Website and app data records
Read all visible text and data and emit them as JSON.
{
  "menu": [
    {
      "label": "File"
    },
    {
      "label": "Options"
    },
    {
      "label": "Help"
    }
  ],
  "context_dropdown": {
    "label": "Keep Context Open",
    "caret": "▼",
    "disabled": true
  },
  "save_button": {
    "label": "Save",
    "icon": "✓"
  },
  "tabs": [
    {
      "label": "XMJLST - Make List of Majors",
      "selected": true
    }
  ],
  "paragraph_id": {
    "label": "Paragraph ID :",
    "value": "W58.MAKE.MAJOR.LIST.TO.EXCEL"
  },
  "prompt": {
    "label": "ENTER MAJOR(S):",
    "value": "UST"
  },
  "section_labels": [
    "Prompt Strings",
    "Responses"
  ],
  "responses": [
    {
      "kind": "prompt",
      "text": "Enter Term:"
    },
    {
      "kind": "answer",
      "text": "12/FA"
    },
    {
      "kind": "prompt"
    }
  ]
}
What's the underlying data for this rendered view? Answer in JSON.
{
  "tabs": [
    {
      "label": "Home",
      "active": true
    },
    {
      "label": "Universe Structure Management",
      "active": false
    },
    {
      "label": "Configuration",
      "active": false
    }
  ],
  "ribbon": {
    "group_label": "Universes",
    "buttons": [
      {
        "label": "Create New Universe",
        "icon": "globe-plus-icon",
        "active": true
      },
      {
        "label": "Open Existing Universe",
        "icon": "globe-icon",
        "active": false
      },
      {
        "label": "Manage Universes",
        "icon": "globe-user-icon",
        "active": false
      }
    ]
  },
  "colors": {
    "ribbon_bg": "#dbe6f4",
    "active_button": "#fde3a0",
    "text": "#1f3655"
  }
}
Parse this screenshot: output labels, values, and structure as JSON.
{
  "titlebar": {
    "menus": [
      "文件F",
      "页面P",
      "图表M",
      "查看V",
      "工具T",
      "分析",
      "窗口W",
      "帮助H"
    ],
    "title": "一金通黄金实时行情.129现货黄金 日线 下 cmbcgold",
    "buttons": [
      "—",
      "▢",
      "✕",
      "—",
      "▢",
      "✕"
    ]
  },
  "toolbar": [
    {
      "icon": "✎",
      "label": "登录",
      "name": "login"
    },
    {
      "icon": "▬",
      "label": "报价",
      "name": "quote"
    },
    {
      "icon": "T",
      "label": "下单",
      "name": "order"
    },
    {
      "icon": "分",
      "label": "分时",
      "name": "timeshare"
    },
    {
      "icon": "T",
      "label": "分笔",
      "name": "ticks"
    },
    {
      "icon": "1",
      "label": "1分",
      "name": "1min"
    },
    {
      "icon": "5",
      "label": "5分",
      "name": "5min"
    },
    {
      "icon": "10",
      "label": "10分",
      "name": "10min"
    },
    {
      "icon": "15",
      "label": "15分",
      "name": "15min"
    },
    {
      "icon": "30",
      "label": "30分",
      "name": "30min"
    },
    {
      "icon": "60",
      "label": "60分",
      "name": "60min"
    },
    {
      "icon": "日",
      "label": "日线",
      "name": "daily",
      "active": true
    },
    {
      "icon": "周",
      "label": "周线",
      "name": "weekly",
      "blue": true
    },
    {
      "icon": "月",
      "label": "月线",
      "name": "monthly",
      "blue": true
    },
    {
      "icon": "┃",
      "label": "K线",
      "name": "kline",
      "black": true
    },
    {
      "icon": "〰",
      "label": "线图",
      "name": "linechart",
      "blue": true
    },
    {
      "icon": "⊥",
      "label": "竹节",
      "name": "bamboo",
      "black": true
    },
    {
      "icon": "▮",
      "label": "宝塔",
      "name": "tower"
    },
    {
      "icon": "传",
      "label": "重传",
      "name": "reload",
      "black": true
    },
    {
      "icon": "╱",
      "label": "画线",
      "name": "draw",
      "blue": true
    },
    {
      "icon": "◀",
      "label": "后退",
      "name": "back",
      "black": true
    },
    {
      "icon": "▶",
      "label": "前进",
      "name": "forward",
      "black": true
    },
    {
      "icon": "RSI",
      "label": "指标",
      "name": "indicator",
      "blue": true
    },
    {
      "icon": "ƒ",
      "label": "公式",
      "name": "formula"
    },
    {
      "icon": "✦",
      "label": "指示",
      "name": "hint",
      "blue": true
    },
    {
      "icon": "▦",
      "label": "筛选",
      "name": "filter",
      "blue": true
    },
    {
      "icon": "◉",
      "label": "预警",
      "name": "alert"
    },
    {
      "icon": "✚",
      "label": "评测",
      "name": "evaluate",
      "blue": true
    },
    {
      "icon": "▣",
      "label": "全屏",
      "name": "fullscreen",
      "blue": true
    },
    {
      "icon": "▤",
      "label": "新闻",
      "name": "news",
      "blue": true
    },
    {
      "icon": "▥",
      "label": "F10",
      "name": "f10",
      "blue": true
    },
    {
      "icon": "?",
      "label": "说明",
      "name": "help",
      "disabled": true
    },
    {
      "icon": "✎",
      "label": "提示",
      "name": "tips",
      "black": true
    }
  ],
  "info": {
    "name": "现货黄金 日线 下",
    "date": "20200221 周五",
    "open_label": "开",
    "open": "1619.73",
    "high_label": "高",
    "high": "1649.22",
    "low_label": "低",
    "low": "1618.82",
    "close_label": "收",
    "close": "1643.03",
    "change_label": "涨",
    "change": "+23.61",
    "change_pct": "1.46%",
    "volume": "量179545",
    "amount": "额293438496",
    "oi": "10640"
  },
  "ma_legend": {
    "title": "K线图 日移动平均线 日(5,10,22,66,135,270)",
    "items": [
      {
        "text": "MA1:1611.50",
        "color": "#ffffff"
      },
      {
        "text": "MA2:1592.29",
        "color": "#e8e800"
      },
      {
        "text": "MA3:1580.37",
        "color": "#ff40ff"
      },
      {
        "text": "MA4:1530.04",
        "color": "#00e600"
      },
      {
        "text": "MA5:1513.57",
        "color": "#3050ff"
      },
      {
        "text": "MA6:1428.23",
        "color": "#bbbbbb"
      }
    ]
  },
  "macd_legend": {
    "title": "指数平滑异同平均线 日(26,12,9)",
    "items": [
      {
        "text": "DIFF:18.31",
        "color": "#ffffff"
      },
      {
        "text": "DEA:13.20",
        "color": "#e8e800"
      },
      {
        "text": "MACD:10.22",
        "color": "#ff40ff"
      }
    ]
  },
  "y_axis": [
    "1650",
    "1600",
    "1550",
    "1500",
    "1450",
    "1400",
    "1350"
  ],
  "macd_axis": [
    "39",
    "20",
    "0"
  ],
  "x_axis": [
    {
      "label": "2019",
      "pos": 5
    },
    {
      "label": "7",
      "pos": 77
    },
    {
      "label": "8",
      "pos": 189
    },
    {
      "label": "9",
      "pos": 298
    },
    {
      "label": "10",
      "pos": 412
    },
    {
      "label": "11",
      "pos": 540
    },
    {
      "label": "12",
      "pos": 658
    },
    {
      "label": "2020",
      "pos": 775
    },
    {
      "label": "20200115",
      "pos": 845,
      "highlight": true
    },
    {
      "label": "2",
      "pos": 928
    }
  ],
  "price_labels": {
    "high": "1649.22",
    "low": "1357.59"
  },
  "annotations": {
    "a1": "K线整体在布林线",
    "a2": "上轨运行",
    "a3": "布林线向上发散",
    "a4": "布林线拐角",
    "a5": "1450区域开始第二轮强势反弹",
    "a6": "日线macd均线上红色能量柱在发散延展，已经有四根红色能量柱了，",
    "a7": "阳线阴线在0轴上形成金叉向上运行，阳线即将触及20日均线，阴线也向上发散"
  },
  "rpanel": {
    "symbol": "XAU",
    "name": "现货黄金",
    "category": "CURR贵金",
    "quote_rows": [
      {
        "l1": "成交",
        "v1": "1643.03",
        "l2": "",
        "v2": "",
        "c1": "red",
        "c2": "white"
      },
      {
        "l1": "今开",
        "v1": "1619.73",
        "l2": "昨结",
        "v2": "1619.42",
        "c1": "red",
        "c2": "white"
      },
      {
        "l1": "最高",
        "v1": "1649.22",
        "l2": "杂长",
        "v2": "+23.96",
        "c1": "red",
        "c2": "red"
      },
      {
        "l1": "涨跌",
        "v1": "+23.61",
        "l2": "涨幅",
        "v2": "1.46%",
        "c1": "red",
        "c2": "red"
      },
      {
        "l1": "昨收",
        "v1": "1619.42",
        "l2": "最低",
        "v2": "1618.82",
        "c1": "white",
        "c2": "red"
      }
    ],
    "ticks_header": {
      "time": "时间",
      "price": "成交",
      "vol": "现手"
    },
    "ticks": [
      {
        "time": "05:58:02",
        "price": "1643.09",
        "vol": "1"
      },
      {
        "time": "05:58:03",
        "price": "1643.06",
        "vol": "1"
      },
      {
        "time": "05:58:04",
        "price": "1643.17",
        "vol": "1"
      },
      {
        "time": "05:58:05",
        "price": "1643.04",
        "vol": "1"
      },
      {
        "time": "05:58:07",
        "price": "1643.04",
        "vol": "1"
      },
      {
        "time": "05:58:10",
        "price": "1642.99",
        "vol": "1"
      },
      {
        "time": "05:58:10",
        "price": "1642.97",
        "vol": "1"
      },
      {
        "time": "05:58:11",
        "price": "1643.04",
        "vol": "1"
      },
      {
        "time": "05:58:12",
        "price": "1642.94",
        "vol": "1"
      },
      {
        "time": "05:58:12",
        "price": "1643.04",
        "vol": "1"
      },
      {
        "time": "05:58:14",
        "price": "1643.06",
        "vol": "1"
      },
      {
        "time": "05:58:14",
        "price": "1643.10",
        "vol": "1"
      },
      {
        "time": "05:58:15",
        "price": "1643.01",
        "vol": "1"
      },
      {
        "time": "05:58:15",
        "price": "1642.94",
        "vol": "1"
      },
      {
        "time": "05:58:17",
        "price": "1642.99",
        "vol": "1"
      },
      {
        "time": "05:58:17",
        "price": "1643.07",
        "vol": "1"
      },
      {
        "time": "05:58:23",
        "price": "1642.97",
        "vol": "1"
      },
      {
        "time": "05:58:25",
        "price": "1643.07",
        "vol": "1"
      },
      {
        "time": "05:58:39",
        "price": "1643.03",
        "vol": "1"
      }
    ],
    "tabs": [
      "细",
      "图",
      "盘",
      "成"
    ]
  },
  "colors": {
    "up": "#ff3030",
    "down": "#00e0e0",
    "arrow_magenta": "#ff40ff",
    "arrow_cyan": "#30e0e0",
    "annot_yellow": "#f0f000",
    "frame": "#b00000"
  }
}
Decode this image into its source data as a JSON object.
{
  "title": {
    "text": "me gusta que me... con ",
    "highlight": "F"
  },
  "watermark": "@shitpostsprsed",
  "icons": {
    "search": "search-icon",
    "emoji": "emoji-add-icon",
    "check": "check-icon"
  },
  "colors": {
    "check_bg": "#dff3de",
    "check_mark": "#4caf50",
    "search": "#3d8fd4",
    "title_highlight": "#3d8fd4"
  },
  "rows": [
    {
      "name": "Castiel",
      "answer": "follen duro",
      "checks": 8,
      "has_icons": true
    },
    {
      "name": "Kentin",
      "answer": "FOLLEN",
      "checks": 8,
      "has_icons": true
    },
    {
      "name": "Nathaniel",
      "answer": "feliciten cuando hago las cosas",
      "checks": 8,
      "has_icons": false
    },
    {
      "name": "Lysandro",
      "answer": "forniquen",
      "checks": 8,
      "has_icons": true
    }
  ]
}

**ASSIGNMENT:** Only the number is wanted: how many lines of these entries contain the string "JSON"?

**YOUR RESPONSE:** 4